|The congregation is blessed with incense as the celebrant carries on the prayers and|
ceremonies at the Altar. Dominican Rite Mass in Oxford.
The key point of the paper is that, while at least some 'special' lay roles in the liturgy are perfectly defensible - serving and singing being the obvious examples - even these don't exist for the sake of the liturgical participation of the people doing them. This is a crucial point. Without it the rest of the congregation may well feel excluded wrongly from graces available only to the parish elite.
The situation common in many parishes, of mass involvement of the laity in liturgical functions, can lead sometimes to an unedifying competition among lay people to be involved in this way.
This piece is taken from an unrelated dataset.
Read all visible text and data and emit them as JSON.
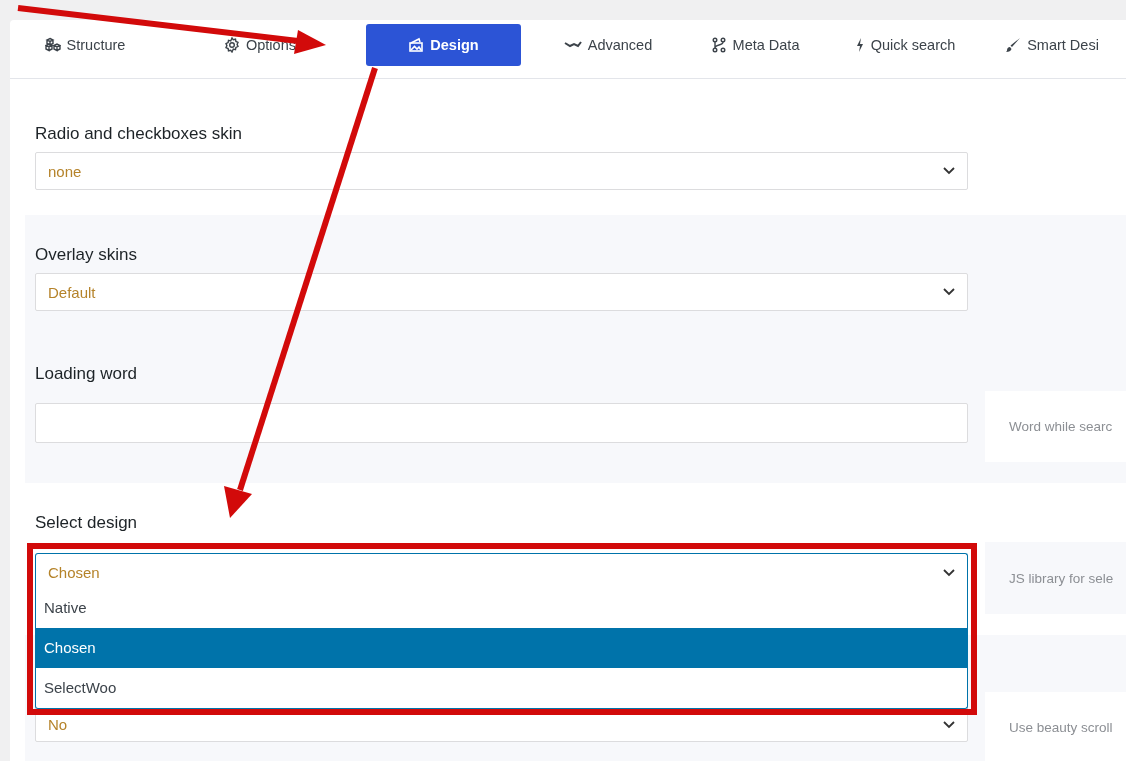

In other cases it can lead to a frantic attempt by the celebrant or some lay side-kick to conscript lay people for these roles in the minutes before Mass starts. It has become so embedded in the practice of the Novus Ordo that not long ago I noted on this blog that it hadn't apparantly occured to people that the celebrant could read the Epistle at Mass. If people aren't involved, the assumption is, if people are bustling about, then there is a problem. If this is so, there is a problem whenever there is more than a handful of people at a Mass, because the majority of them will not be 'involved' in this way. Pope St John Paul II was obliged to remind us that it is possible to participate by listening, and not only by speaking.
In the Position Paper the argument is made that this attitude towards liturgical involvement derives from clericalism: from the idea that only clerics count in the Church, and so lay people have to approximate to clerical status, or take over clerical roles, to join the party. Another aspect of the problem is that lay Catholics have forgotten what it is to participate in the liturgy in an interior and spiritual way. The experience of the Traditional Mass, with its silent canon encouraging a period of contemplative, and probably mostly wordless, prayer, is I know a challenge for some Catholics. Even those who come to love it can find it takes a bit of getting used to. It has something very important to teach the Church.
Here are some words from Pope Benedict on the silent canon.
Anyone who has experienced a church united in the silent praying of the Canon will know what a really filled silence is. It is at once a loud and penetrating cry to God and a Spirit-filled act of prayer. Here everyone does pray the Canon together, albeit in a bond with the special task of the priestly ministry. Here everyone is united, laid hold of by Christ, and led by the Holy Spirit into that common prayer to the Father which is the true sacrifice—the love that reconciles and unites God and the world.
They are quoted in the Position Paper on Silence available here.
Support the work of the LMS by becoming an 'Anniversary Supporter'.